Just seconds after “Alexander the Great” applies the brakes in front of the Crown Plaza Hotel Ligovsky, our four-star digs while in St. Petersburg, Orna O’Reilly and I, two photojournalists invited by Insight Vacations (Insight) to sample its Easy Pace Russia journey, hop off the motor coach and make a bee line for Varenichnaya № 1, just up the prospekt, for an all-Russian fare dinner, the lip-smacking part of our two-part folksy night in the city.
“Varenichnaya,” notes Gennady, Insight’s Moscow-born tour director/concierge, “means Dumpling House.” He adds, “It’s one of the most traditional, tastiest and economical restaurants in St. Petersburg.” To prove his point, he joins us around the table.
As with most eateries frequented primarily by locals, the menu at the “Dumpling House,” with its retro Soviet decor and Cold War-era prices, is in cyrillic script. Not to worry, we’ve got Comrade G standing by to translate and help us make our selections.

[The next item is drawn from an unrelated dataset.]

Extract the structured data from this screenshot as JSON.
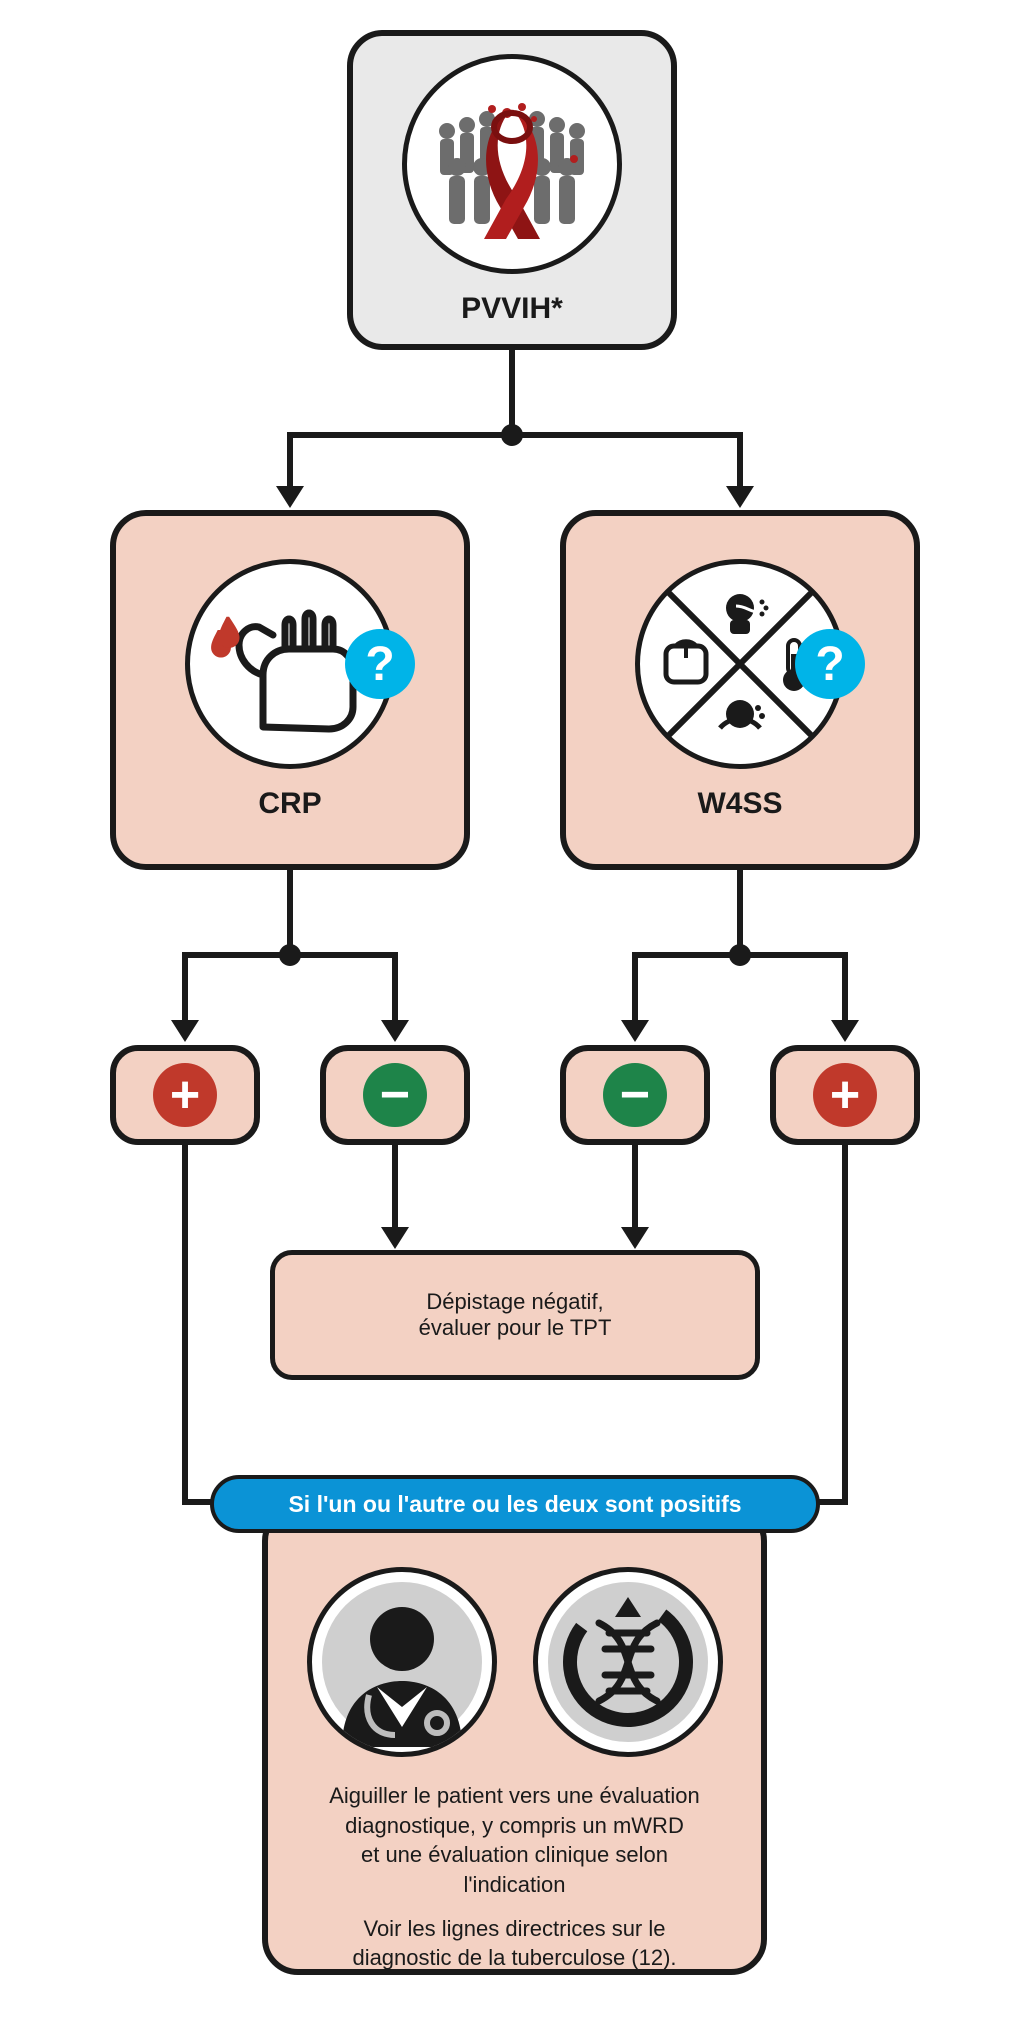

With just over an hour to devour, we order way more food than two people should: a crunchy white cabbage salad; eggplant wraps; deep-fried pike fish cakes with a creamy mound of mashed potatoes; pumpkin fritters with sour cream; blinis stuffed with cherries; and, a few glasses of Permskoye Gubernskoye, a Russian-brewed European pale lager, to wash it all down.
While we wait for the parade of mouthwatering dishes to begin, we pass the time staying within the lines as we experience the latest dining craze: adult coloring sheets. How’d I do?

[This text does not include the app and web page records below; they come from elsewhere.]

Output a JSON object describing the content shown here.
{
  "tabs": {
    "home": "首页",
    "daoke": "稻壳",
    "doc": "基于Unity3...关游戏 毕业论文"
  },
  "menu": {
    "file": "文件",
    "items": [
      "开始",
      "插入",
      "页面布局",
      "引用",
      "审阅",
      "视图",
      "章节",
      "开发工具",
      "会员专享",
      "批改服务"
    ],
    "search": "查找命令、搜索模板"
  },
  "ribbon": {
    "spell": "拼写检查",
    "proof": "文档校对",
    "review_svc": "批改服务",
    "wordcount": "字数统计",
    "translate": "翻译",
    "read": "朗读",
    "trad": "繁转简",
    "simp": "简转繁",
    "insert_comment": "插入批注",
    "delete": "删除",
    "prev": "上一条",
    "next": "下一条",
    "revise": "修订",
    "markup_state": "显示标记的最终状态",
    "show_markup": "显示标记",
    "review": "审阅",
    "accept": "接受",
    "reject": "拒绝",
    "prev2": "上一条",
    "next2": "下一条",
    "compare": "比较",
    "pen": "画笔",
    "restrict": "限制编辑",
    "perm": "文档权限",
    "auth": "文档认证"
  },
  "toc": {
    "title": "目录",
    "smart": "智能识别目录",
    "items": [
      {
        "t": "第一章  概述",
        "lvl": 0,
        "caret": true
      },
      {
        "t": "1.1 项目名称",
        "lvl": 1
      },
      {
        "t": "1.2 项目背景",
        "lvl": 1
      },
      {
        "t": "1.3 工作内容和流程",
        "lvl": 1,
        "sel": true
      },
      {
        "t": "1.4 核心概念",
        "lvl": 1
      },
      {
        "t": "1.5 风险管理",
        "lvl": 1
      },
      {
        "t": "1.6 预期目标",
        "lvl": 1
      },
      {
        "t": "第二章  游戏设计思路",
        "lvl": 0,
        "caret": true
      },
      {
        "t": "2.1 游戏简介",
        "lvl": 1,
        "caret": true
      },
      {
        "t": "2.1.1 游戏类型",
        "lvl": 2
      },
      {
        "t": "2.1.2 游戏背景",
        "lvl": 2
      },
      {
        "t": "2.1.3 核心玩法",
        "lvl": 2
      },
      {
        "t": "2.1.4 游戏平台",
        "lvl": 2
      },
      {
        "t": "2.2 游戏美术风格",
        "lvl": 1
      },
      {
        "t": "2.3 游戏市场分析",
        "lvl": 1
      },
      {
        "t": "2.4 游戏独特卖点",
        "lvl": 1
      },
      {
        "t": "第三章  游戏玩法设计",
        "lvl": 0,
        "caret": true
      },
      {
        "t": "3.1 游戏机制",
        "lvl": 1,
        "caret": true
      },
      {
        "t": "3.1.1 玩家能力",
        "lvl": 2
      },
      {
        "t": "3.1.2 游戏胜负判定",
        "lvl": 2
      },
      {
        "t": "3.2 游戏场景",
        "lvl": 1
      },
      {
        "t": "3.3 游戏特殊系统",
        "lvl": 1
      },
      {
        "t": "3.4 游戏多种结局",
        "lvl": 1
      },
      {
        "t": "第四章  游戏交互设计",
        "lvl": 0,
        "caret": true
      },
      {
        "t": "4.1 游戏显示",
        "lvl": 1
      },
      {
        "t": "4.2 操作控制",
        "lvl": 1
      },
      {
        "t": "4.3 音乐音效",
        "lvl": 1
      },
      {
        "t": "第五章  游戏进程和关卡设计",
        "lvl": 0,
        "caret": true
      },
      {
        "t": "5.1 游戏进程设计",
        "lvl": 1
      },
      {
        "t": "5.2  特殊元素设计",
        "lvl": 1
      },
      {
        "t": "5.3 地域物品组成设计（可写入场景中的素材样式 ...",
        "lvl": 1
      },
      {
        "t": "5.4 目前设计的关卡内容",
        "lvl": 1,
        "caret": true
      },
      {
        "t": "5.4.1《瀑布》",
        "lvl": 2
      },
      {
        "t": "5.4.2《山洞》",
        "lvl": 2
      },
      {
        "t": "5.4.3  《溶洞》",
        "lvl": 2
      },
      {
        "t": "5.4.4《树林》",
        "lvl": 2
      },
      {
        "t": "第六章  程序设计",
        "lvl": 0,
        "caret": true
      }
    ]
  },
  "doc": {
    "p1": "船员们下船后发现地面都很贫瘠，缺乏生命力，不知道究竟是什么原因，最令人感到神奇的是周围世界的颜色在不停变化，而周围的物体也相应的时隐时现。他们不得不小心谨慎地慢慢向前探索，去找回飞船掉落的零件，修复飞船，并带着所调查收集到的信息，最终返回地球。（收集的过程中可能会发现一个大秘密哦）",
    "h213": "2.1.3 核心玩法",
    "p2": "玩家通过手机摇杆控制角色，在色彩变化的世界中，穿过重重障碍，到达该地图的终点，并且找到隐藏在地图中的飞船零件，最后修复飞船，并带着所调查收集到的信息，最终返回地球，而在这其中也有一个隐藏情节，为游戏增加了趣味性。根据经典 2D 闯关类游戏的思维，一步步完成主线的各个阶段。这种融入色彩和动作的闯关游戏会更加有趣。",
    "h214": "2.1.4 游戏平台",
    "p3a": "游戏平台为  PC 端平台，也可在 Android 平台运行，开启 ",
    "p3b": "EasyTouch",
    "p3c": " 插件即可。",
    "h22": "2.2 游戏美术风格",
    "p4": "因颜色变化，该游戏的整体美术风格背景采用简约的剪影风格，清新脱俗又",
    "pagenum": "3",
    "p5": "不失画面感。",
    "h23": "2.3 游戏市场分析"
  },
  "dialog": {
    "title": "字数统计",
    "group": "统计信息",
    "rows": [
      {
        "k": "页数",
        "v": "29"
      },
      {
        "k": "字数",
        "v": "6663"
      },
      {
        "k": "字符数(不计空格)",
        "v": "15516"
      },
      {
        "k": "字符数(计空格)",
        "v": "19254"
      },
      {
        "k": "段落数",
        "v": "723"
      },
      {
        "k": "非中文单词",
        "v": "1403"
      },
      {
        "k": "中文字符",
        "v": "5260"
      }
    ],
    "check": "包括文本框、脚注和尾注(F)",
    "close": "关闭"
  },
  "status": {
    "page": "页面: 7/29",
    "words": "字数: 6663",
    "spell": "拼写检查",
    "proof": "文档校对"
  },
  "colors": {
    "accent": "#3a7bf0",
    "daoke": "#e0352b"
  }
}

One of the main avenues of St. Petersburg, running perpendicular to Nevsky Prospekt, is Liteyny Prospect. Once lined with foundry workshops tasked with casting the very first canons for the new Russian Navy, the Liteyny of today is a grand boulevard of upscale neighborhoods dotted with luxurious palaces, ornate apartments and stylish public buildings, like the Officer’s Assembly House, where we alight for the second and final leg of this folksy night in St. Petersburg.
They say a visit to Mother Russia is not really complete until you get up close and personal with the barynya (landlady). Monthly rent payments aside, this “landlady” is a top-flight folk show of traditional Russian song, dance and music that plays out on an old stage inside an ornate early 20th century music hall that was part of the then Red Army House.

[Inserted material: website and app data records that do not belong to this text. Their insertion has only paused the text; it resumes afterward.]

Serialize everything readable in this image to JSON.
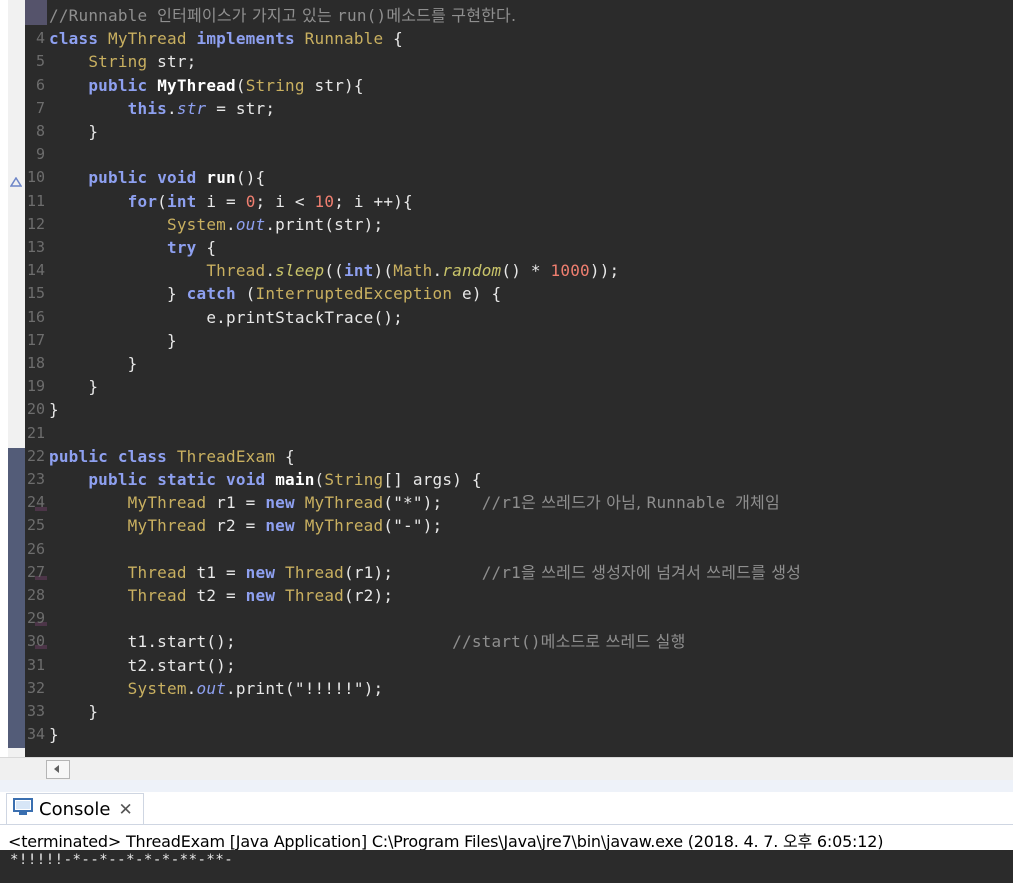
{
  "editor": {
    "lines": [
      {
        "n": "",
        "tokens": [
          {
            "t": "//Runnable ",
            "c": "cm"
          },
          {
            "t": "인터페이스가 가지고 있는 ",
            "c": "cmk"
          },
          {
            "t": "run()",
            "c": "cm"
          },
          {
            "t": "메소드를 구현한다.",
            "c": "cmk"
          }
        ]
      },
      {
        "n": "4",
        "tokens": [
          {
            "t": "class ",
            "c": "kw"
          },
          {
            "t": "MyThread ",
            "c": "ty"
          },
          {
            "t": "implements ",
            "c": "kw"
          },
          {
            "t": "Runnable",
            "c": "ty"
          },
          {
            "t": " {",
            "c": ""
          }
        ]
      },
      {
        "n": "5",
        "tokens": [
          {
            "t": "    ",
            "c": ""
          },
          {
            "t": "String",
            "c": "ty"
          },
          {
            "t": " str;",
            "c": ""
          }
        ]
      },
      {
        "n": "6",
        "tokens": [
          {
            "t": "    ",
            "c": ""
          },
          {
            "t": "public ",
            "c": "kw"
          },
          {
            "t": "MyThread",
            "c": "fn"
          },
          {
            "t": "(",
            "c": ""
          },
          {
            "t": "String",
            "c": "ty"
          },
          {
            "t": " str){",
            "c": ""
          }
        ]
      },
      {
        "n": "7",
        "tokens": [
          {
            "t": "        ",
            "c": ""
          },
          {
            "t": "this",
            "c": "kw"
          },
          {
            "t": ".",
            "c": ""
          },
          {
            "t": "str",
            "c": "fld"
          },
          {
            "t": " = str;",
            "c": ""
          }
        ]
      },
      {
        "n": "8",
        "tokens": [
          {
            "t": "    }",
            "c": ""
          }
        ]
      },
      {
        "n": "9",
        "tokens": []
      },
      {
        "n": "10",
        "tokens": [
          {
            "t": "    ",
            "c": ""
          },
          {
            "t": "public ",
            "c": "kw"
          },
          {
            "t": "void ",
            "c": "kw"
          },
          {
            "t": "run",
            "c": "fn"
          },
          {
            "t": "(){",
            "c": ""
          }
        ]
      },
      {
        "n": "11",
        "tokens": [
          {
            "t": "        ",
            "c": ""
          },
          {
            "t": "for",
            "c": "kw"
          },
          {
            "t": "(",
            "c": ""
          },
          {
            "t": "int",
            "c": "kw"
          },
          {
            "t": " i = ",
            "c": ""
          },
          {
            "t": "0",
            "c": "num"
          },
          {
            "t": "; i < ",
            "c": ""
          },
          {
            "t": "10",
            "c": "num"
          },
          {
            "t": "; i ++){",
            "c": ""
          }
        ]
      },
      {
        "n": "12",
        "tokens": [
          {
            "t": "            ",
            "c": ""
          },
          {
            "t": "System",
            "c": "ty"
          },
          {
            "t": ".",
            "c": ""
          },
          {
            "t": "out",
            "c": "fld"
          },
          {
            "t": ".print(str);",
            "c": ""
          }
        ]
      },
      {
        "n": "13",
        "tokens": [
          {
            "t": "            ",
            "c": ""
          },
          {
            "t": "try",
            "c": "kw"
          },
          {
            "t": " {",
            "c": ""
          }
        ]
      },
      {
        "n": "14",
        "tokens": [
          {
            "t": "                ",
            "c": ""
          },
          {
            "t": "Thread",
            "c": "ty"
          },
          {
            "t": ".",
            "c": ""
          },
          {
            "t": "sleep",
            "c": "smth"
          },
          {
            "t": "((",
            "c": ""
          },
          {
            "t": "int",
            "c": "kw"
          },
          {
            "t": ")(",
            "c": ""
          },
          {
            "t": "Math",
            "c": "ty"
          },
          {
            "t": ".",
            "c": ""
          },
          {
            "t": "random",
            "c": "smth"
          },
          {
            "t": "() * ",
            "c": ""
          },
          {
            "t": "1000",
            "c": "num"
          },
          {
            "t": "));",
            "c": ""
          }
        ]
      },
      {
        "n": "15",
        "tokens": [
          {
            "t": "            } ",
            "c": ""
          },
          {
            "t": "catch ",
            "c": "kw"
          },
          {
            "t": "(",
            "c": ""
          },
          {
            "t": "InterruptedException",
            "c": "ty"
          },
          {
            "t": " e) {",
            "c": ""
          }
        ]
      },
      {
        "n": "16",
        "tokens": [
          {
            "t": "                e.printStackTrace();",
            "c": ""
          }
        ]
      },
      {
        "n": "17",
        "tokens": [
          {
            "t": "            }",
            "c": ""
          }
        ]
      },
      {
        "n": "18",
        "tokens": [
          {
            "t": "        }",
            "c": ""
          }
        ]
      },
      {
        "n": "19",
        "tokens": [
          {
            "t": "    }",
            "c": ""
          }
        ]
      },
      {
        "n": "20",
        "tokens": [
          {
            "t": "}",
            "c": ""
          }
        ]
      },
      {
        "n": "21",
        "tokens": []
      },
      {
        "n": "22",
        "tokens": [
          {
            "t": "public ",
            "c": "kw"
          },
          {
            "t": "class ",
            "c": "kw"
          },
          {
            "t": "ThreadExam",
            "c": "ty"
          },
          {
            "t": " {",
            "c": ""
          }
        ]
      },
      {
        "n": "23",
        "tokens": [
          {
            "t": "    ",
            "c": ""
          },
          {
            "t": "public ",
            "c": "kw"
          },
          {
            "t": "static ",
            "c": "kw"
          },
          {
            "t": "void ",
            "c": "kw"
          },
          {
            "t": "main",
            "c": "fn"
          },
          {
            "t": "(",
            "c": ""
          },
          {
            "t": "String",
            "c": "ty"
          },
          {
            "t": "[] args) {",
            "c": ""
          }
        ]
      },
      {
        "n": "24",
        "tokens": [
          {
            "t": "        ",
            "c": ""
          },
          {
            "t": "MyThread",
            "c": "ty"
          },
          {
            "t": " r1 = ",
            "c": ""
          },
          {
            "t": "new ",
            "c": "kw"
          },
          {
            "t": "MyThread",
            "c": "ty"
          },
          {
            "t": "(",
            "c": ""
          },
          {
            "t": "\"*\"",
            "c": "str"
          },
          {
            "t": ");    ",
            "c": ""
          },
          {
            "t": "//r1",
            "c": "cm"
          },
          {
            "t": "은 쓰레드가 아님, ",
            "c": "cmk"
          },
          {
            "t": "Runnable ",
            "c": "cm"
          },
          {
            "t": "개체임",
            "c": "cmk"
          }
        ]
      },
      {
        "n": "25",
        "tokens": [
          {
            "t": "        ",
            "c": ""
          },
          {
            "t": "MyThread",
            "c": "ty"
          },
          {
            "t": " r2 = ",
            "c": ""
          },
          {
            "t": "new ",
            "c": "kw"
          },
          {
            "t": "MyThread",
            "c": "ty"
          },
          {
            "t": "(",
            "c": ""
          },
          {
            "t": "\"-\"",
            "c": "str"
          },
          {
            "t": ");",
            "c": ""
          }
        ]
      },
      {
        "n": "26",
        "tokens": []
      },
      {
        "n": "27",
        "tokens": [
          {
            "t": "        ",
            "c": ""
          },
          {
            "t": "Thread",
            "c": "ty"
          },
          {
            "t": " t1 = ",
            "c": ""
          },
          {
            "t": "new ",
            "c": "kw"
          },
          {
            "t": "Thread",
            "c": "ty"
          },
          {
            "t": "(r1);         ",
            "c": ""
          },
          {
            "t": "//r1",
            "c": "cm"
          },
          {
            "t": "을 쓰레드 생성자에 넘겨서 쓰레드를 생성",
            "c": "cmk"
          }
        ]
      },
      {
        "n": "28",
        "tokens": [
          {
            "t": "        ",
            "c": ""
          },
          {
            "t": "Thread",
            "c": "ty"
          },
          {
            "t": " t2 = ",
            "c": ""
          },
          {
            "t": "new ",
            "c": "kw"
          },
          {
            "t": "Thread",
            "c": "ty"
          },
          {
            "t": "(r2);",
            "c": ""
          }
        ]
      },
      {
        "n": "29",
        "tokens": []
      },
      {
        "n": "30",
        "tokens": [
          {
            "t": "        t1.start();                      ",
            "c": ""
          },
          {
            "t": "//start()",
            "c": "cm"
          },
          {
            "t": "메소드로 쓰레드 실행",
            "c": "cmk"
          }
        ]
      },
      {
        "n": "31",
        "tokens": [
          {
            "t": "        t2.start();",
            "c": ""
          }
        ]
      },
      {
        "n": "32",
        "tokens": [
          {
            "t": "        ",
            "c": ""
          },
          {
            "t": "System",
            "c": "ty"
          },
          {
            "t": ".",
            "c": ""
          },
          {
            "t": "out",
            "c": "fld"
          },
          {
            "t": ".print(",
            "c": ""
          },
          {
            "t": "\"!!!!!\"",
            "c": "str"
          },
          {
            "t": ");",
            "c": ""
          }
        ]
      },
      {
        "n": "33",
        "tokens": [
          {
            "t": "    }",
            "c": ""
          }
        ]
      },
      {
        "n": "34",
        "tokens": [
          {
            "t": "}",
            "c": ""
          }
        ]
      }
    ]
  },
  "console": {
    "tab_label": "Console",
    "tab_icon": "console-icon",
    "close_icon": "close-icon",
    "status_line": "<terminated> ThreadExam [Java Application] C:\\Program Files\\Java\\jre7\\bin\\javaw.exe (2018. 4. 7. 오후 6:05:12)",
    "output": "*!!!!!-*--*--*-*-*-**-**-"
  }
}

One of ten optional experiences on the Easy Pace Russia itinerary, the folklore show, nearly two hours of entertainment with a champagne-filled intermission, is the absolute best way to experience the history, spirit and traditions of Mother Russia in one evening.
We score front-row, center-stage seats and clap and stomp along with the troupe during this cornucopia of melodious folk songs and traditional dances. Fab singers and athletic dancers in colorful costumes perform historical pieces from the different provinces of Russia: lyrical dances of the north, fierce dances of the Cossacks, and humorous numbers from the Urals and Siberia.
As the curtain closes on the final act and the audience rises to its feet to acknowledge the folkloric troupe with a well-earned standing-O, I quickly check my wallet to make sure I’ve got enough rubles. This month’s rent is due and I really don’t want to hassle with the barynya.
For complete information on Insight’s three itineraries to Russia, as well as more than 100 other premium and luxury-escorted routes around Europe, just click HERE, or call toll-free (888) 680-1241, or contact your travel agent.
It’ll be another relaxed start tomorrow as we head inside one of the oldest, largest and most impressive museums on the planet: The Hermitage. See you in the queue.
©The Palladian Traveler
Note: The Palladian Traveler’s participation in this journey was supported by Insight Vacations, which did not review or approve this article before publication.
A wonderful blog Tom. So well written and photographed I could almost be back in St. Petersburg watching the incredibly colourful dancers and listening to that superlative male singer who made my hair virtually stand on end. 🙂
It was quite the show. A real taste of Mother Russia in 90-minutes. Glad you enjoyed my take.
Both entertaining and inviting – must have been fun.
It certainly was, Karen. 🙂